● **Task objective**:
Search the entries for lines that contain the word "emoji", and report each one found.

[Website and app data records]
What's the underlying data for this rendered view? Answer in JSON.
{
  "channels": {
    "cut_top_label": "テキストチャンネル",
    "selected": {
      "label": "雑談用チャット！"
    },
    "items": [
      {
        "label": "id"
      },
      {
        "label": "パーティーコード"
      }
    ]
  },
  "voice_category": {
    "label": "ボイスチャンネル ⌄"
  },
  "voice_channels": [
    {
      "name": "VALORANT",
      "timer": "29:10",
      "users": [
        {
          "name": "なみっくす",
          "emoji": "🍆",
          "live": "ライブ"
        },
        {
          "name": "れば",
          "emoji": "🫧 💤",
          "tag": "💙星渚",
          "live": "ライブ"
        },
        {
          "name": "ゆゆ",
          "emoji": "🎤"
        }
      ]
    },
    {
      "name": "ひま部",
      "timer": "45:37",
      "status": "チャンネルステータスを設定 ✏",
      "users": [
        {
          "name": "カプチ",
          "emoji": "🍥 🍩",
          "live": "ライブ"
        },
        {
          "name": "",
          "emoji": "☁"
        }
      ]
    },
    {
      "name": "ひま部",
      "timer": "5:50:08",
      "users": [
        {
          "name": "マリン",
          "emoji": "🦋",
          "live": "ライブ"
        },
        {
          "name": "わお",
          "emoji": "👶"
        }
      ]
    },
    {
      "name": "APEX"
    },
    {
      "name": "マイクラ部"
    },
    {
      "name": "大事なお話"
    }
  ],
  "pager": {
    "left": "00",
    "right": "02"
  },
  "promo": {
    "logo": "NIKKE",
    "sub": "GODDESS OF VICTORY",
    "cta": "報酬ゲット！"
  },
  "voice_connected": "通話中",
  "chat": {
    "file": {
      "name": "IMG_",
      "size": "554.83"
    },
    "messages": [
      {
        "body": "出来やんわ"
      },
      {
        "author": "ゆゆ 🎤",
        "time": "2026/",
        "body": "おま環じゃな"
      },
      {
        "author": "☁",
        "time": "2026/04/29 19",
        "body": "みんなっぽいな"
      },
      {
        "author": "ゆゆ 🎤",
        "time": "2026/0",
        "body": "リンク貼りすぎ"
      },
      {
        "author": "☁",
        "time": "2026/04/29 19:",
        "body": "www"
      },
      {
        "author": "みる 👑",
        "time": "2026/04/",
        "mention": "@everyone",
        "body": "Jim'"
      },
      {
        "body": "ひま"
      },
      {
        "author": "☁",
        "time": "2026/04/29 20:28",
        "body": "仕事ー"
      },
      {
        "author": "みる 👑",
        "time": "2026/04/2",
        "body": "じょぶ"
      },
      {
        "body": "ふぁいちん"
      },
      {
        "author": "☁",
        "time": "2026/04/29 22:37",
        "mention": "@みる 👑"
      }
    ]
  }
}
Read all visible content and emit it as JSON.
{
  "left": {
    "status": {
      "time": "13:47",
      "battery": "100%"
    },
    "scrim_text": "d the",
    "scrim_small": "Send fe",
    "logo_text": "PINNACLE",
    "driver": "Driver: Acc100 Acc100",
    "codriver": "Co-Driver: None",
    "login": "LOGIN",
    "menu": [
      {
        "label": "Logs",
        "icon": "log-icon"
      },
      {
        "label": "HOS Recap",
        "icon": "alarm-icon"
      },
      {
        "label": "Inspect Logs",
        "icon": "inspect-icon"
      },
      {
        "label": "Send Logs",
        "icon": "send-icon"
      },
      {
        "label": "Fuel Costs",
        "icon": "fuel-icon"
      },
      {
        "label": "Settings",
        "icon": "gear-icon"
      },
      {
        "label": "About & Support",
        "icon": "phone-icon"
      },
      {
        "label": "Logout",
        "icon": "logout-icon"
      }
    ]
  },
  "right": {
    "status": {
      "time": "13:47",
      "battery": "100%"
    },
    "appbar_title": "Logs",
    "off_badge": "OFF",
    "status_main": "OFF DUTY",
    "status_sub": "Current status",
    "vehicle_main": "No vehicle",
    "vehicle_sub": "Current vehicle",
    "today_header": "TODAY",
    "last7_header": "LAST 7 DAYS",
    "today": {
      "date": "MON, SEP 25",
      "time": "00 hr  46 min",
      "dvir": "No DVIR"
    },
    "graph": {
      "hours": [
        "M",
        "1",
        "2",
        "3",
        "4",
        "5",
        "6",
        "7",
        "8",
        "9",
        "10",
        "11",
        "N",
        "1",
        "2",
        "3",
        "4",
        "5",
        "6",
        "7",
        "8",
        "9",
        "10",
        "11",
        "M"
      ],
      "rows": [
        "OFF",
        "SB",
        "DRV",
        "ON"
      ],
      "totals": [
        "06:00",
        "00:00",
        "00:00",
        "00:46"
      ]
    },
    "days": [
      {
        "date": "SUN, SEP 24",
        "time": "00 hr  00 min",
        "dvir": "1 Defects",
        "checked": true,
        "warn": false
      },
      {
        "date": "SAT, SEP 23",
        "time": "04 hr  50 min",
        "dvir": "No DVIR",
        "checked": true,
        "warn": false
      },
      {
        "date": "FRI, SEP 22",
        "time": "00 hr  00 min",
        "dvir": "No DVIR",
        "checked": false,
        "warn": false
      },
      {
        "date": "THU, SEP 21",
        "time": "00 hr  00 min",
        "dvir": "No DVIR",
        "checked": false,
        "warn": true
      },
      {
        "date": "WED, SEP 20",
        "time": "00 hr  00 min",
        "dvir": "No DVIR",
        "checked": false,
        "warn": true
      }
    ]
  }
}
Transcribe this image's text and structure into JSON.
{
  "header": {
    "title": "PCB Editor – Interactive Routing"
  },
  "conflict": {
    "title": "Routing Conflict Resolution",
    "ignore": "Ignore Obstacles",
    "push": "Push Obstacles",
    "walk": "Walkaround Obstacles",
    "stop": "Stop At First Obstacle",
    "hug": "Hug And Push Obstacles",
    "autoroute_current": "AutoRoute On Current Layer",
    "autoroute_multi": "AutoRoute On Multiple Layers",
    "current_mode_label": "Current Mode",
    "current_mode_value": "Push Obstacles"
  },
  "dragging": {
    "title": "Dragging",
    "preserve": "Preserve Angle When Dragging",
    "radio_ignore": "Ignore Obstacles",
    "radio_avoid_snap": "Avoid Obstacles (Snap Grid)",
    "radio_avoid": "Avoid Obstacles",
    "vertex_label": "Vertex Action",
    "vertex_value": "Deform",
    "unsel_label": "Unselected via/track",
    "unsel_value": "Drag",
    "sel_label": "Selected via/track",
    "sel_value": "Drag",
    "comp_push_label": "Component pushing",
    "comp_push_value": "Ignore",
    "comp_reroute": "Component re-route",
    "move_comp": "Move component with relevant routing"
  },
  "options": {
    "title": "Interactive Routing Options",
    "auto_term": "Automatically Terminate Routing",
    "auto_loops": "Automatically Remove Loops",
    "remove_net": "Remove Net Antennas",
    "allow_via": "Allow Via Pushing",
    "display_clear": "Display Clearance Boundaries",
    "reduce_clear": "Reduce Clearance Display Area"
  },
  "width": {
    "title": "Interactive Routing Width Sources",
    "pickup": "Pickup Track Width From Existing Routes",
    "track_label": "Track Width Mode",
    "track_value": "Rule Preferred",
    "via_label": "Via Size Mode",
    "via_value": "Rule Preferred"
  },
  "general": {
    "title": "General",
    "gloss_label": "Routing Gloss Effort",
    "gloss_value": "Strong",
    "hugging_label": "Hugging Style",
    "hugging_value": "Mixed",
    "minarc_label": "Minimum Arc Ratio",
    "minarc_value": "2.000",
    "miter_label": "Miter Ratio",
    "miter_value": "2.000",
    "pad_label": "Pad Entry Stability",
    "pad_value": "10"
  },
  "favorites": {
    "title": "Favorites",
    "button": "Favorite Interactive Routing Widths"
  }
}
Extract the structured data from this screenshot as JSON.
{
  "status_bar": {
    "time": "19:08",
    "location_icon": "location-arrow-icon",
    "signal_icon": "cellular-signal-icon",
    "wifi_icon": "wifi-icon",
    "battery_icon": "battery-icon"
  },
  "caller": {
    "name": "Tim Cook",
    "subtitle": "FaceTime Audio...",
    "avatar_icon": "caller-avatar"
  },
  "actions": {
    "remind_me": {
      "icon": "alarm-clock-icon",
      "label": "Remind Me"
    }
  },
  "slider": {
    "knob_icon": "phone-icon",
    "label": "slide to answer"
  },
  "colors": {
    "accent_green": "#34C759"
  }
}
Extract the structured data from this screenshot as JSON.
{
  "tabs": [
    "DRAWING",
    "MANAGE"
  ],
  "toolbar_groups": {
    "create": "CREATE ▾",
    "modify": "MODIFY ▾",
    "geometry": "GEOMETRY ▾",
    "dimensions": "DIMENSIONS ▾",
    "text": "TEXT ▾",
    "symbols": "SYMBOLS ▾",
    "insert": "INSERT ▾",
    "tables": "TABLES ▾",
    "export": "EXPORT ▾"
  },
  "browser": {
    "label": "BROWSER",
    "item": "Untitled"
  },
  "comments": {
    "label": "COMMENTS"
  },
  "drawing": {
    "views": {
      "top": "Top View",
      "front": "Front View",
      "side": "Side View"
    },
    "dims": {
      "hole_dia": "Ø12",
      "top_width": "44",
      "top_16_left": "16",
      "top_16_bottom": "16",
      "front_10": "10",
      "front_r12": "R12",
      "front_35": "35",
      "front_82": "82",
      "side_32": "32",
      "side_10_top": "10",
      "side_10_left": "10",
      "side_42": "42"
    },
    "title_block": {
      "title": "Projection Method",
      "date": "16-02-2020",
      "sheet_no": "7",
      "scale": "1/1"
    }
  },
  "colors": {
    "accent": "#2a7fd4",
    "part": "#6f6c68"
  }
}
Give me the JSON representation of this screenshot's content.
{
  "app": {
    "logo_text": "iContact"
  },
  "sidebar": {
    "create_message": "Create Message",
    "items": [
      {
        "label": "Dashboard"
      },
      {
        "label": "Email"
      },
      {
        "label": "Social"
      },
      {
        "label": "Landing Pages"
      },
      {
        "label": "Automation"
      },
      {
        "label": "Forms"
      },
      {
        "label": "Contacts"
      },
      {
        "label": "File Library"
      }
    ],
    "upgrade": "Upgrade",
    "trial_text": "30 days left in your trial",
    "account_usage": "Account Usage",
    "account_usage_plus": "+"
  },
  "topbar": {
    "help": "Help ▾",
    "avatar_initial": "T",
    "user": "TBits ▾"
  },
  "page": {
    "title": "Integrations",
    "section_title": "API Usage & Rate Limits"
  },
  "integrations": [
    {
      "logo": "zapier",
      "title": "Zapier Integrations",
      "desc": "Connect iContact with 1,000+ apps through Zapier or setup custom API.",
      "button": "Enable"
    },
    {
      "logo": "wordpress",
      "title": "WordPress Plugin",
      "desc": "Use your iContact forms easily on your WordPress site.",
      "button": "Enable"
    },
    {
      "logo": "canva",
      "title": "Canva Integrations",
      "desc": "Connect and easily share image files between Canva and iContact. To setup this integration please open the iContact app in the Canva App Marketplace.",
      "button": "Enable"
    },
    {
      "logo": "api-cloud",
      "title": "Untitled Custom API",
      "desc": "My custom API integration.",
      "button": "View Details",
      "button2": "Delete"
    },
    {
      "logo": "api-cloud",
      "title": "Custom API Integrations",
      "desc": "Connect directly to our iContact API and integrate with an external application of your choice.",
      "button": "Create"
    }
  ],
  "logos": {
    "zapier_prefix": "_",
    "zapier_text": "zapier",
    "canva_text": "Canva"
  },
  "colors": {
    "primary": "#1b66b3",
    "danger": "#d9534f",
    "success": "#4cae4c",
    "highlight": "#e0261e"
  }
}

● **Written reply**:
          "emoji": "🍆",
          "emoji": "🫧 💤",
          "emoji": "🎤"
          "emoji": "🍥 🍩",
          "emoji": "☁"
          "emoji": "🦋",
          "emoji": "👶"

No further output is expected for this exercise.